-- DATA FOR THE TASK follows --

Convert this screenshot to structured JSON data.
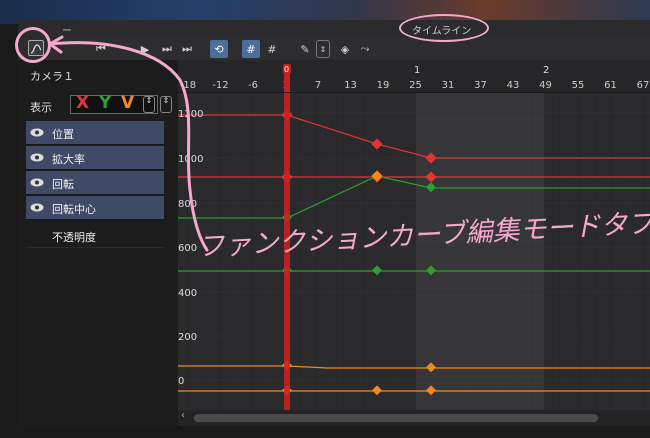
{
  "window": {
    "title": "タイムライン",
    "menu_fragment": "ー"
  },
  "annotation": {
    "handwritten_text": "ファンクションカーブ編集モードタブ"
  },
  "toolbar": {
    "buttons": [
      {
        "name": "function-curve-button",
        "active": false
      },
      {
        "name": "previous-keyframe-button"
      },
      {
        "name": "play-button"
      },
      {
        "name": "next-frame-button"
      },
      {
        "name": "last-frame-button"
      },
      {
        "name": "loop-button",
        "active": true
      },
      {
        "name": "grid-snap-button",
        "active": true
      },
      {
        "name": "grid-button"
      },
      {
        "name": "pen-tool-button"
      },
      {
        "name": "stepper-button"
      },
      {
        "name": "delete-key-button"
      },
      {
        "name": "curve-handle-button"
      }
    ]
  },
  "panel": {
    "camera_name": "カメラ１",
    "display_label": "表示",
    "axes": [
      "X",
      "Y",
      "V"
    ],
    "properties": [
      {
        "label": "位置",
        "visible": true,
        "selected": true
      },
      {
        "label": "拡大率",
        "visible": true,
        "selected": true
      },
      {
        "label": "回転",
        "visible": true,
        "selected": true
      },
      {
        "label": "回転中心",
        "visible": true,
        "selected": true
      },
      {
        "label": "不透明度",
        "visible": false,
        "selected": false
      }
    ]
  },
  "timeline": {
    "section_markers": [
      "1",
      "2"
    ],
    "frame_ticks": [
      "-18",
      "-12",
      "-6",
      "1",
      "7",
      "13",
      "19",
      "25",
      "31",
      "37",
      "43",
      "49",
      "55",
      "61",
      "67"
    ],
    "current_frame": "0",
    "value_ticks": [
      "1200",
      "1000",
      "800",
      "600",
      "400",
      "200",
      "0"
    ]
  },
  "colors": {
    "x": "#e23434",
    "y": "#2f9d2f",
    "z": "#f08a1a",
    "annotation": "#f4a8cc",
    "playhead": "#c8201f"
  }
}
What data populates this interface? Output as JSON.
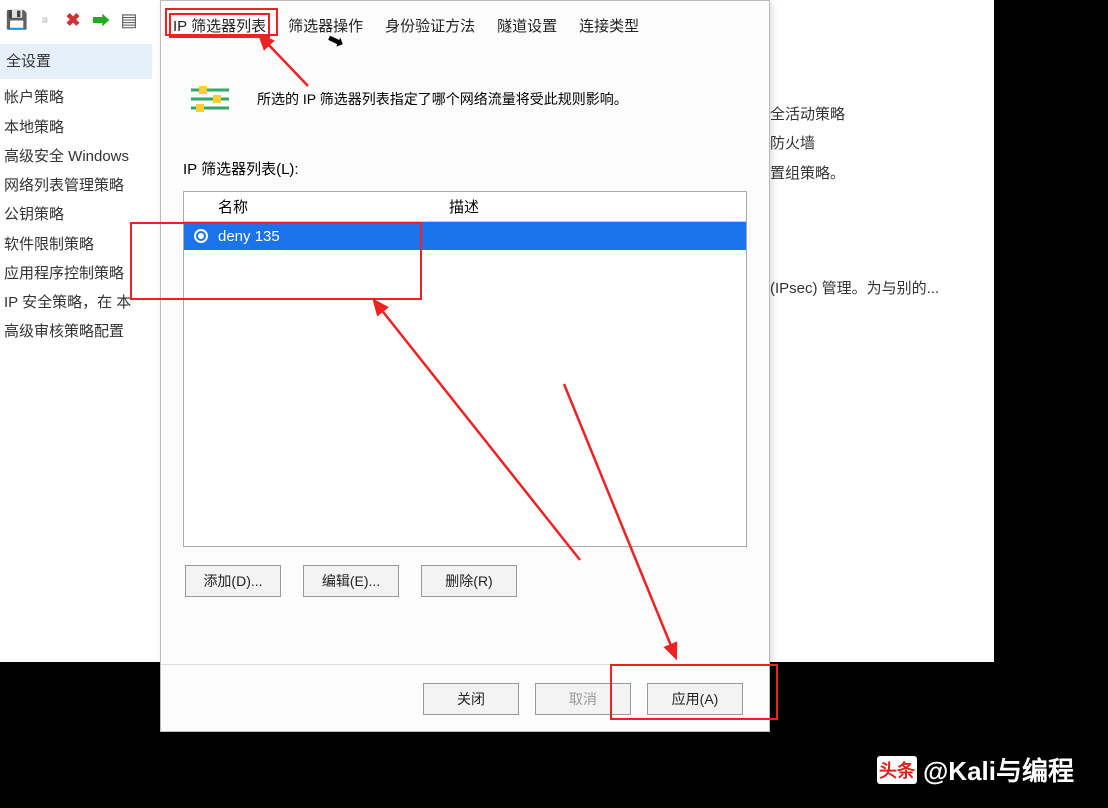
{
  "toolbar_icons": [
    "save-icon",
    "page-icon",
    "close-x-icon",
    "export-icon",
    "doc-icon"
  ],
  "left": {
    "title": "全设置",
    "items": [
      "帐户策略",
      "本地策略",
      "高级安全 Windows",
      "网络列表管理策略",
      "公钥策略",
      "软件限制策略",
      "应用程序控制策略",
      "IP 安全策略，在 本",
      "高级审核策略配置"
    ]
  },
  "right_text": {
    "line1": "全活动策略",
    "line2": "防火墙",
    "line3": "置组策略。",
    "line4": "(IPsec) 管理。为与别的..."
  },
  "dialog": {
    "tabs": [
      "IP 筛选器列表",
      "筛选器操作",
      "身份验证方法",
      "隧道设置",
      "连接类型"
    ],
    "info_text": "所选的 IP 筛选器列表指定了哪个网络流量将受此规则影响。",
    "list_label": "IP 筛选器列表(L):",
    "columns": {
      "name": "名称",
      "desc": "描述"
    },
    "rows": [
      {
        "name": "deny 135",
        "desc": ""
      }
    ],
    "buttons": {
      "add": "添加(D)...",
      "edit": "编辑(E)...",
      "remove": "删除(R)"
    },
    "footer": {
      "close": "关闭",
      "cancel": "取消",
      "apply": "应用(A)"
    }
  },
  "watermark": "@Kali与编程",
  "watermark_tag": "头条"
}
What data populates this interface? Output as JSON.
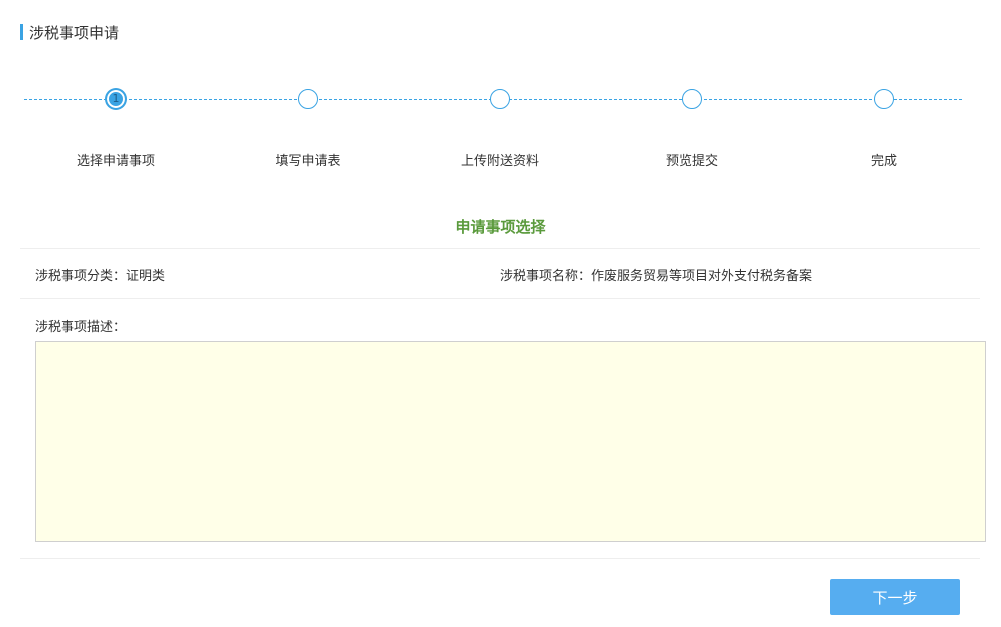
{
  "header": {
    "title": "涉税事项申请"
  },
  "steps": [
    {
      "label": "选择申请事项",
      "number": "1",
      "active": true
    },
    {
      "label": "填写申请表",
      "active": false
    },
    {
      "label": "上传附送资料",
      "active": false
    },
    {
      "label": "预览提交",
      "active": false
    },
    {
      "label": "完成",
      "active": false
    }
  ],
  "section": {
    "title": "申请事项选择"
  },
  "info": {
    "category_label": "涉税事项分类：",
    "category_value": "证明类",
    "name_label": "涉税事项名称：",
    "name_value": "作废服务贸易等项目对外支付税务备案"
  },
  "description": {
    "label": "涉税事项描述：",
    "value": ""
  },
  "actions": {
    "next_label": "下一步"
  },
  "colors": {
    "accent": "#3aa3e3",
    "section_title": "#5a9a3c",
    "desc_background": "#ffffe8",
    "button": "#56adf0"
  }
}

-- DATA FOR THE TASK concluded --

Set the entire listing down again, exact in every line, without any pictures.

Convert this screenshot to structured JSON data.
{
  "window": {
    "title": "タイムライン",
    "menu_fragment": "ー"
  },
  "annotation": {
    "handwritten_text": "ファンクションカーブ編集モードタブ"
  },
  "toolbar": {
    "buttons": [
      {
        "name": "function-curve-button",
        "active": false
      },
      {
        "name": "previous-keyframe-button"
      },
      {
        "name": "play-button"
      },
      {
        "name": "next-frame-button"
      },
      {
        "name": "last-frame-button"
      },
      {
        "name": "loop-button",
        "active": true
      },
      {
        "name": "grid-snap-button",
        "active": true
      },
      {
        "name": "grid-button"
      },
      {
        "name": "pen-tool-button"
      },
      {
        "name": "stepper-button"
      },
      {
        "name": "delete-key-button"
      },
      {
        "name": "curve-handle-button"
      }
    ]
  },
  "panel": {
    "camera_name": "カメラ１",
    "display_label": "表示",
    "axes": [
      "X",
      "Y",
      "V"
    ],
    "properties": [
      {
        "label": "位置",
        "visible": true,
        "selected": true
      },
      {
        "label": "拡大率",
        "visible": true,
        "selected": true
      },
      {
        "label": "回転",
        "visible": true,
        "selected": true
      },
      {
        "label": "回転中心",
        "visible": true,
        "selected": true
      },
      {
        "label": "不透明度",
        "visible": false,
        "selected": false
      }
    ]
  },
  "timeline": {
    "section_markers": [
      "1",
      "2"
    ],
    "frame_ticks": [
      "-18",
      "-12",
      "-6",
      "1",
      "7",
      "13",
      "19",
      "25",
      "31",
      "37",
      "43",
      "49",
      "55",
      "61",
      "67"
    ],
    "current_frame": "0",
    "value_ticks": [
      "1200",
      "1000",
      "800",
      "600",
      "400",
      "200",
      "0"
    ]
  },
  "colors": {
    "x": "#e23434",
    "y": "#2f9d2f",
    "z": "#f08a1a",
    "annotation": "#f4a8cc",
    "playhead": "#c8201f"
  }
}
What data populates this interface? Output as JSON.
{
  "toolbar_icons": [
    "save-icon",
    "page-icon",
    "close-x-icon",
    "export-icon",
    "doc-icon"
  ],
  "left": {
    "title": "全设置",
    "items": [
      "帐户策略",
      "本地策略",
      "高级安全 Windows",
      "网络列表管理策略",
      "公钥策略",
      "软件限制策略",
      "应用程序控制策略",
      "IP 安全策略，在 本",
      "高级审核策略配置"
    ]
  },
  "right_text": {
    "line1": "全活动策略",
    "line2": "防火墙",
    "line3": "置组策略。",
    "line4": "(IPsec) 管理。为与别的..."
  },
  "dialog": {
    "tabs": [
      "IP 筛选器列表",
      "筛选器操作",
      "身份验证方法",
      "隧道设置",
      "连接类型"
    ],
    "info_text": "所选的 IP 筛选器列表指定了哪个网络流量将受此规则影响。",
    "list_label": "IP 筛选器列表(L):",
    "columns": {
      "name": "名称",
      "desc": "描述"
    },
    "rows": [
      {
        "name": "deny 135",
        "desc": ""
      }
    ],
    "buttons": {
      "add": "添加(D)...",
      "edit": "编辑(E)...",
      "remove": "删除(R)"
    },
    "footer": {
      "close": "关闭",
      "cancel": "取消",
      "apply": "应用(A)"
    }
  },
  "watermark": "@Kali与编程",
  "watermark_tag": "头条"
}
What data populates this interface? Output as JSON.
{
  "header": {
    "title": "涉税事项申请"
  },
  "steps": [
    {
      "label": "选择申请事项",
      "number": "1",
      "active": true
    },
    {
      "label": "填写申请表",
      "active": false
    },
    {
      "label": "上传附送资料",
      "active": false
    },
    {
      "label": "预览提交",
      "active": false
    },
    {
      "label": "完成",
      "active": false
    }
  ],
  "section": {
    "title": "申请事项选择"
  },
  "info": {
    "category_label": "涉税事项分类：",
    "category_value": "证明类",
    "name_label": "涉税事项名称：",
    "name_value": "作废服务贸易等项目对外支付税务备案"
  },
  "description": {
    "label": "涉税事项描述：",
    "value": ""
  },
  "actions": {
    "next_label": "下一步"
  },
  "colors": {
    "accent": "#3aa3e3",
    "section_title": "#5a9a3c",
    "desc_background": "#ffffe8",
    "button": "#56adf0"
  }
}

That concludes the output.